Page and application data records>
______

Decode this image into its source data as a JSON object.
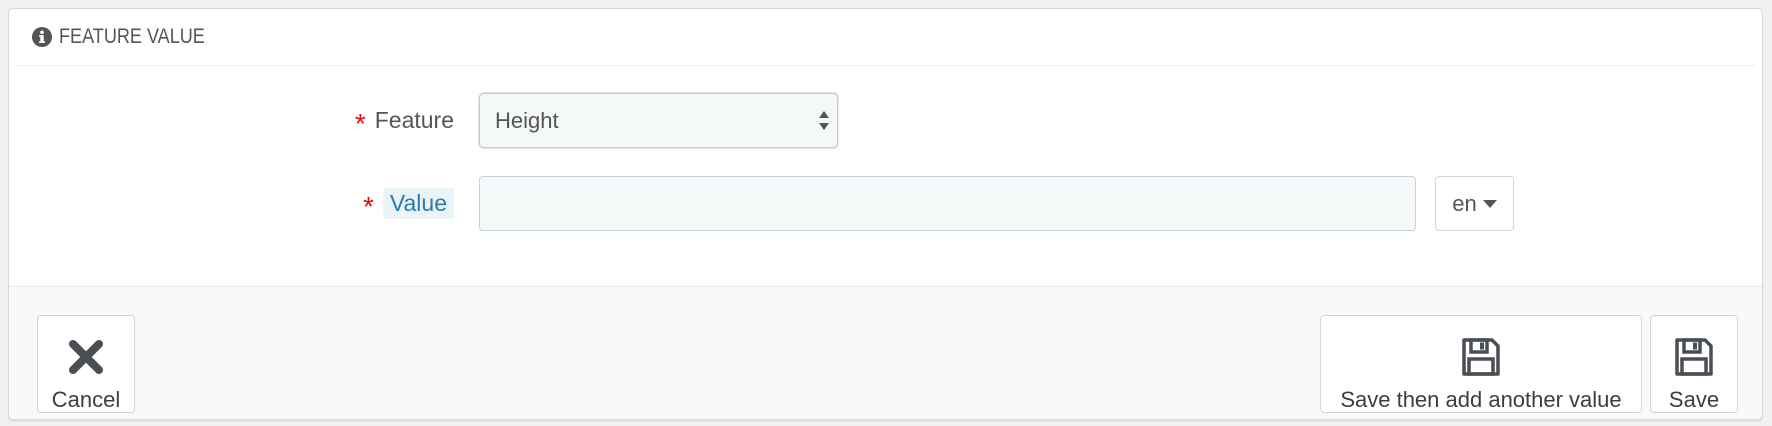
{
  "panel": {
    "title": "FEATURE VALUE",
    "icon": "info-circle-icon"
  },
  "form": {
    "feature": {
      "required_mark": "*",
      "label": "Feature",
      "selected": "Height"
    },
    "value": {
      "required_mark": "*",
      "label": "Value",
      "input_value": "",
      "language": "en"
    }
  },
  "footer": {
    "cancel_label": "Cancel",
    "cancel_icon": "close-icon",
    "save_add_label": "Save then add another value",
    "save_add_icon": "floppy-disk-icon",
    "save_label": "Save",
    "save_icon": "floppy-disk-icon"
  },
  "colors": {
    "required": "#e50b0b",
    "hint_label": "#2a7ba8",
    "text": "#555555"
  }
}
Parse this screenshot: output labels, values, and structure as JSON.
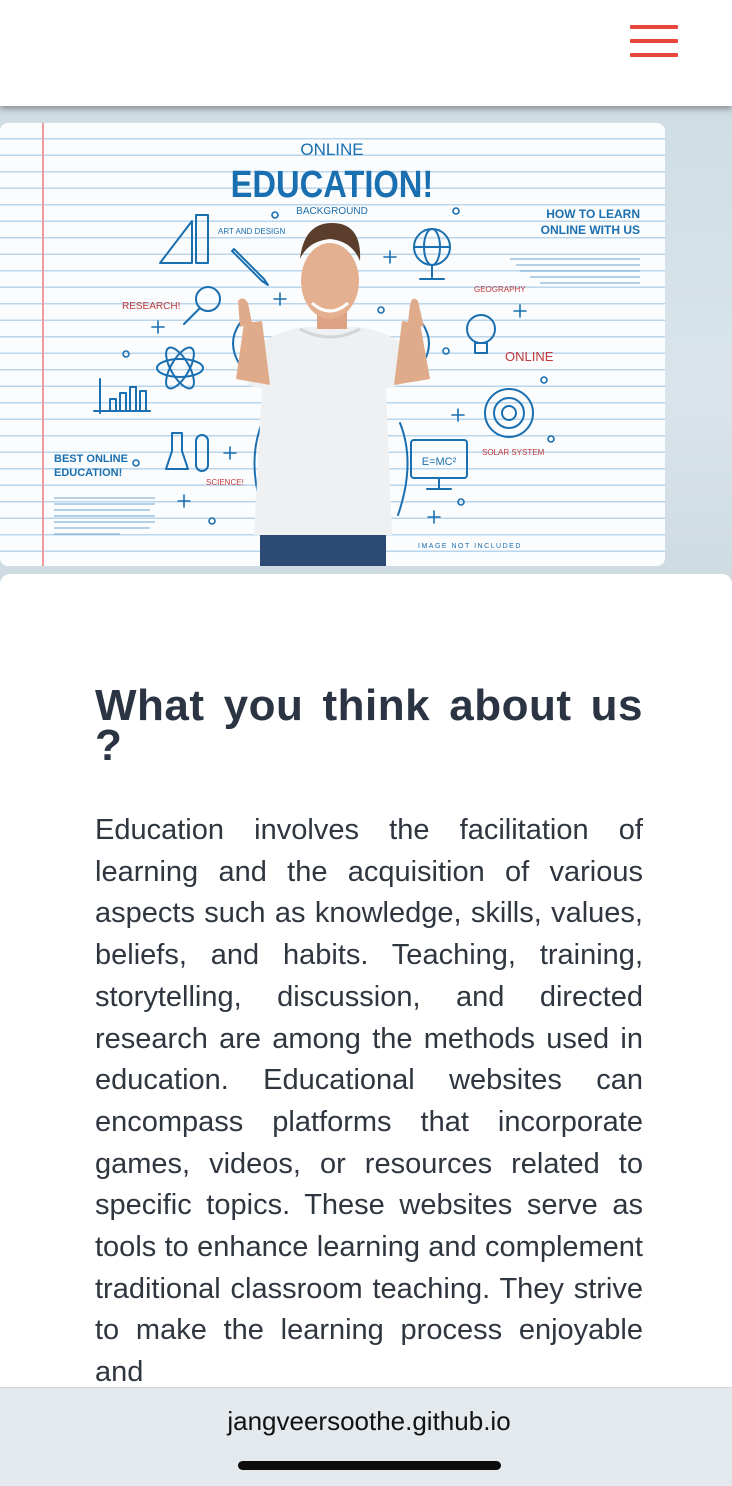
{
  "header": {
    "menu_icon": "hamburger-menu-icon",
    "accent_color": "#e8453c"
  },
  "hero": {
    "online_top": "ONLINE",
    "title": "EDUCATION!",
    "background_label": "BACKGROUND",
    "art_and_design": "ART AND DESIGN",
    "research": "RESEARCH!",
    "how_to_learn_1": "HOW TO LEARN",
    "how_to_learn_2": "ONLINE WITH US",
    "geography": "GEOGRAPHY",
    "online": "ONLINE",
    "solar_system": "SOLAR SYSTEM",
    "science": "SCIENCE!",
    "formula": "E=MC²",
    "best_online_1": "BEST ONLINE",
    "best_online_2": "EDUCATION!",
    "image_not_included": "IMAGE NOT INCLUDED",
    "line_color": "#1a6fb0"
  },
  "article": {
    "heading": "What you think about us ?",
    "body": "Education involves the facilitation of learning and the acquisition of various aspects such as knowledge, skills, values, beliefs, and habits. Teaching, training, storytelling, discussion, and directed research are among the methods used in education. Educational websites can encompass platforms that incorporate games, videos, or resources related to specific topics. These websites serve as tools to enhance learning and complement traditional classroom teaching. They strive to make the learning process enjoyable and"
  },
  "browser": {
    "url": "jangveersoothe.github.io"
  }
}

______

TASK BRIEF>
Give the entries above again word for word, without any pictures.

RESULT OF THE EXERCISE>
Decode this image into its source data as a JSON object.
{
  "panel": {
    "title": "FEATURE VALUE",
    "icon": "info-circle-icon"
  },
  "form": {
    "feature": {
      "required_mark": "*",
      "label": "Feature",
      "selected": "Height"
    },
    "value": {
      "required_mark": "*",
      "label": "Value",
      "input_value": "",
      "language": "en"
    }
  },
  "footer": {
    "cancel_label": "Cancel",
    "cancel_icon": "close-icon",
    "save_add_label": "Save then add another value",
    "save_add_icon": "floppy-disk-icon",
    "save_label": "Save",
    "save_icon": "floppy-disk-icon"
  },
  "colors": {
    "required": "#e50b0b",
    "hint_label": "#2a7ba8",
    "text": "#555555"
  }
}
Parse this screenshot: output labels, values, and structure as JSON.
{
  "header": {
    "menu_icon": "hamburger-menu-icon",
    "accent_color": "#e8453c"
  },
  "hero": {
    "online_top": "ONLINE",
    "title": "EDUCATION!",
    "background_label": "BACKGROUND",
    "art_and_design": "ART AND DESIGN",
    "research": "RESEARCH!",
    "how_to_learn_1": "HOW TO LEARN",
    "how_to_learn_2": "ONLINE WITH US",
    "geography": "GEOGRAPHY",
    "online": "ONLINE",
    "solar_system": "SOLAR SYSTEM",
    "science": "SCIENCE!",
    "formula": "E=MC²",
    "best_online_1": "BEST ONLINE",
    "best_online_2": "EDUCATION!",
    "image_not_included": "IMAGE NOT INCLUDED",
    "line_color": "#1a6fb0"
  },
  "article": {
    "heading": "What you think about us ?",
    "body": "Education involves the facilitation of learning and the acquisition of various aspects such as knowledge, skills, values, beliefs, and habits. Teaching, training, storytelling, discussion, and directed research are among the methods used in education. Educational websites can encompass platforms that incorporate games, videos, or resources related to specific topics. These websites serve as tools to enhance learning and complement traditional classroom teaching. They strive to make the learning process enjoyable and"
  },
  "browser": {
    "url": "jangveersoothe.github.io"
  }
}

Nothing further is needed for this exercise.